“And then there are those who listen carefully to the winds of change and adjust their sails accordingly,” Mr. Nowak added, taking a step back to admire his craftsmanship. “People like me, we might not shout from the barricades, but we do try to anticipate the direction society is heading.”
“And prosper from it,” Andrzej noted, with a small smile.
Mr. Nowak chuckled, “Well, business is still business, after all. If I can tailor suits for future ministers today and for revolutionaries tomorrow, then I’ve done well in reading the climate.”
Andrzej tilted his head, amused. “You’d tailor suits for revolutionaries?”
“If they pay well and stand still for fittings, why not?” Mr. Nowak replied, a twinkle in his eye. “A well-cut suit is a universal language, transcending politics and ideology. It tells the world you’re someone who should be taken seriously.”
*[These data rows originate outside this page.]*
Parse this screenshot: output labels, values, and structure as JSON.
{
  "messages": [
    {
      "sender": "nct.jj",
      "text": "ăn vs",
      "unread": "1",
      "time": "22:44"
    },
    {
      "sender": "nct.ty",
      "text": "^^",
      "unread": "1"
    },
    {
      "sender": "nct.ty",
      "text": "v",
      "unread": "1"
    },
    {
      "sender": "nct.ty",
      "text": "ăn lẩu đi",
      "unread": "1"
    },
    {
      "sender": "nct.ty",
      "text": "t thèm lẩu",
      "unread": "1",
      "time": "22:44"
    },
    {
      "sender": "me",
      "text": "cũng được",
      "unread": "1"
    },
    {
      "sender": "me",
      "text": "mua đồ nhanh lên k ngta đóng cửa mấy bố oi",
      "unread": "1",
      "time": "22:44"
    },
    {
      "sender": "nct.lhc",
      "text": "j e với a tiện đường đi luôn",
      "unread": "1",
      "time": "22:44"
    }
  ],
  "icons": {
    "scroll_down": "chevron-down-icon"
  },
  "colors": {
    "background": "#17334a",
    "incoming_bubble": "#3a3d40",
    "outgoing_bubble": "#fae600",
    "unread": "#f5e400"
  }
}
Andrzej’s eyes flickered back to the street outside, where the crowd had swelled in number. “Do you ever worry, Mr. Nowak? About choosing the wrong side?”
The tailor paused, his expression growing serious. “Every day, sir. But life doesn’t offer the luxury of certainty. You make your choices and hope for the best. Just like picking a style for your suit, you don’t truly know how it’ll turn out until you wear it out in the world.”
Andrzej looked back into the mirror, seeing not just his own reflection but the multitude of lives happening beyond him—each one a stitch in the complex fabric of society. “Then let’s make sure this suit is fit for whatever world awaits me.”
“Very well, sir,” Mr. Nowak agreed, picking up his needle and thread with renewed purpose.
As Mr. Nowak placed the final stitch, Andrzej’s gaze lingered on the street outside. The protesters, a tide of conviction and hope, seemed to be writing history with their every step. He realized then that the suit he wore was more than fabric and thread; it was a symbol of the transition between what was and what could be.
“I suppose we’re both tailoring something today, Mr. Nowak,” Andrzej mused aloud. “You, a suit that might be part of history, and I, perhaps, a role in shaping that history.”
Mr. Nowak nodded, a knowing smile on his face. “Indeed, sir. And may both be a perfect fit.”
Andrzej took one last look in the mirror, the reflection now seeming to encompass more than just the man in the suit. It held the promise of change, the potential of a new chapter. Stepping away from the mirror, he extended his hand to Mr. Nowak. “Thank you,” he said, “for more than just the suit.”
As he opened the door to leave, the sounds of the protests greeted him, no longer distant but immediate and real. Andrzej took a deep breath, feeling the fabric of his new suit against his skin, and stepped out into the world that awaited him, ready to play his part in the unfolding story of his country.
All images generated using Midjourney